Cancer fatalism is a huge obstacle. Some people believe that God has created cancer as an irreversible punishment, or that witchcraft has delivered the disease as a curse. If you believe that cancer is invariably fatal, why would you participate in a program aimed at early detection?
Other obstacles include fear of stigmatization. In some Sub-Saharan African countries, it is common that a husband would divorce a wife with cancer, stripping her of any claim to her home or marital property. This is a huge disincentive toward early breast cancer detection.
Power of Advocacy
Can advocacy play an important role?
Powerful advocates can change awareness and influence policy.

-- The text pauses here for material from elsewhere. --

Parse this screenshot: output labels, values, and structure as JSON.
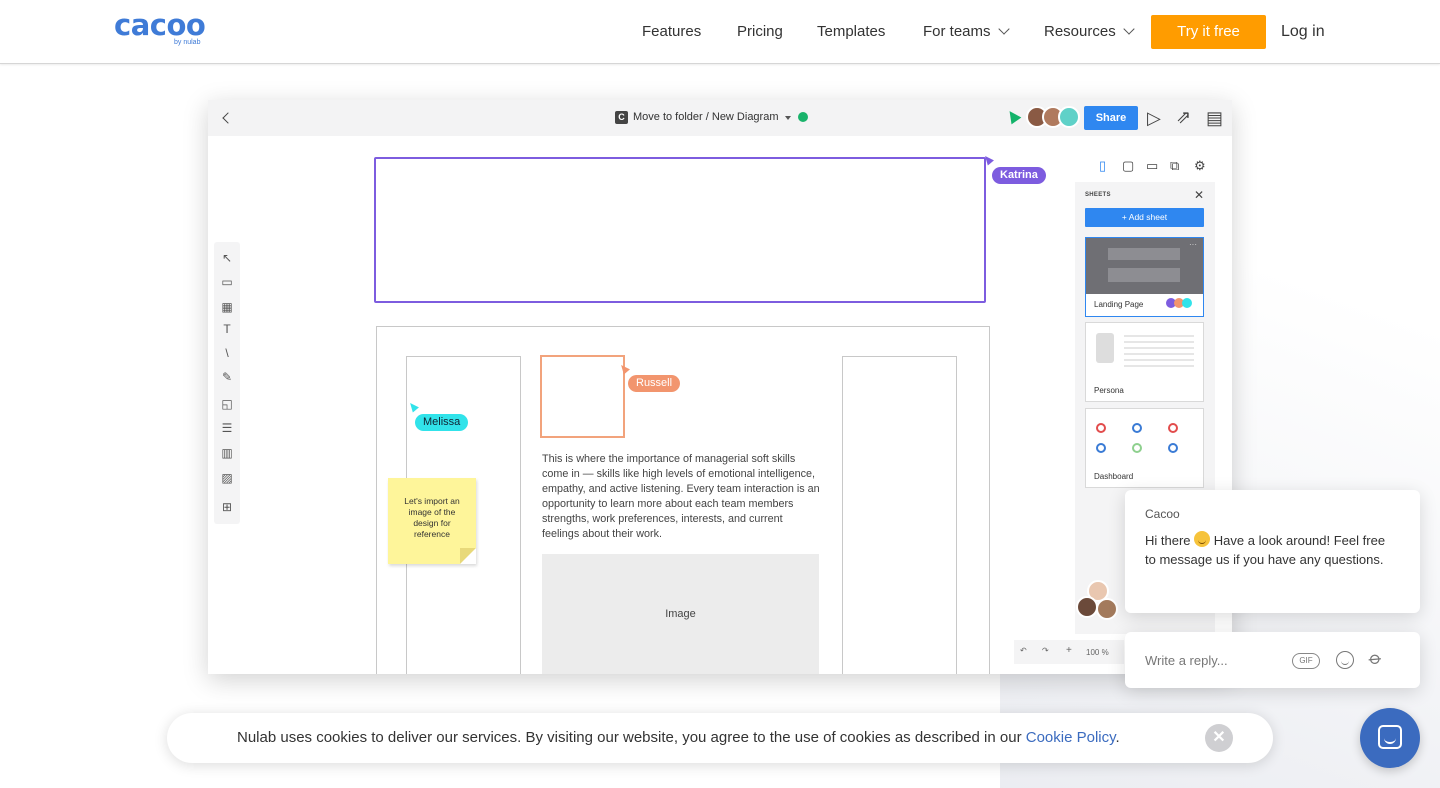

Survivors can become advocates, so we have to produce survivors by focusing on early cancer detection, diagnosis, and treatment.
Advocacy may be the single most powerful tool in addressing breast cancer globally. It is not an add-on; it’s a core feature.
Focus on Radiation Therapy
How is radiation therapy being approached in countries with few resources?
In the poorest regions of the world, radiation therapy is absent or so limited that it is not available, according to a recent International Atomic Energy Agency (IAEA) report. Radiation oncologists are lobbying to bring radiation therapy to these countries.
Radiation therapy can be important for palliative care, as well as curative, and it is one of the few effective treatments for painful bone metastasis. This is important in countries where cancers are discovered at advanced stages. Also, cancer is the only disease for which radiation is a treatment.
A first step in low-resource countries is to develop a center for excellence with an infrastructure, which becomes a magnet for multidisciplinary treatment and training. Radiation therapy is often the beginning of that cancer center, because it attracts other specialists like surgeons and medical oncologists involved in both curative and palliative care.
What are some of the issues in bringing radiation therapy to the developing world?
What we consider the best solutions may not be implementable in developing countries. However, tools we consider no longer appropriate may, in fact, be the only way to bring radiation therapy to these environments.
One of the simplest approaches is to use cobalt as a radioactive source, because it is renewable and does not require running water and electricity grids like linear accelerators do. However, many governments do not like cobalt, because it can be used in dirty bombs.
Developing Radiation Centers
Has anyone quantified the actual need for radiation therapy in developing countries with limited resources?
Two groups are working on this. Mary Gospodarowicz, MD, of Princess Margaret Hospital, Toronto, Canada, recently convened a Global Task Force for Radiotherapy in Cancer Control. And the IAEA is attempting to quantify the need and costs in different countries—one at a time. The goal is to develop radiation centers in these countries. The IAEA is interested in providing linear accelerators and related infrastructure to make radiation treatment practical and available.
Are any of these countries interested in developing radiation centers?
A number of countries have recognized the importance of developing radiation centers, and their health-care ministries are trying to address this goal. A key concept is that our job is not to go into countries and fix cancer, but rather to provide the tools so people can address problems in their own countries in sustainable ways.
The IAEA is driving efforts on the ground, including its PACT [Program Action for Cancer Therapy] initiative. I feel positive about this work and other efforts by the IAEA. It is a very exciting time.
I think we are making stepwise progress in the delivery of cancer care, and radiation therapy is a component of that. Rome was not built in a day! ■
Disclosure: Dr. Anderson reported no potential conflicts of interest.
1. Consensus statements from the Asian Oncology Summit 2009. Lancet Oncol 10:1075-1127, 2009.